Aedas’ recent exhibition demonstrates that in the world of design, the process means as much as the end, Christie Lee writes.
The most recent edition of Aedas’ ‘Think Tank’, an annual design boot camp that gathers selected architects from around the globe for creative exchange, saw the Hong Kong-based architecture firm team up with London-based furniture company Channels to produce five bookshelf prototypes.
Split into 5 teams, 20 designers were given 36 hours to come up with the prototype. Their raw materials? An assortment of medium density fibreboards and accessories.
These prototypes were exhibited as part of Aedas’s “Zero to One” exhibition at The Rotunda in Exchange Square from 11 to 14 February, alongside a series of illustrations covering the design process behind some of the firm’s most notable projects.
Appearing to stay afloat in mid-air, The Globe pays tribute to Aedas’ global reach. The stand, which splits the shelf at its axis, is actually a mirror, which is reflective of the intricate connection between Mother Earth, its people and the designers.
Watersports brings to mind freedom and The Surfer is precisely that.
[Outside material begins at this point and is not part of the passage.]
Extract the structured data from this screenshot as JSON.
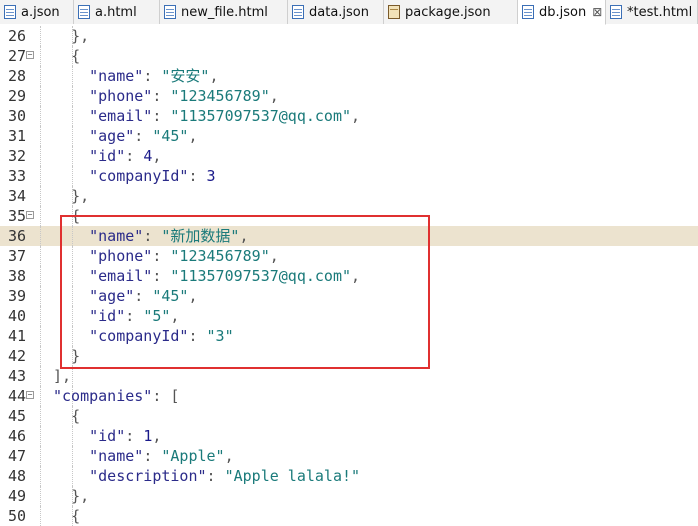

Mimicking the movement of waves, the flowing and interconnecting lines are a reminder that an architect must work in tandem with nature.
Taking inspiration from minimalist architectural geometry, the Magic Box looks like nothing more than a sturdy bookshelf at first glance, but when placed horizontally, transforms into a table case, thus speaking to the flexibility required in contemporary furniture design.
Doubling up as a shelf and screen, Infinity is made up of three modules, which can be arranged in a myriad ways. Aside from a nod to the boundless imagination of an architect, Infinity is also a reminder of an architect’s responsibility to adapt to the times.
Behind the extravagant title of Sollevamento da Vinci lies an equally elaborate pulley mechanism. Designed to lift individual volumes, Sollevamento makes the process of scouring the shelf at once whimsical and dramatic. It’s a reminder that sometimes, a bit of fun goes a long way, even in a serious discipline like architecture.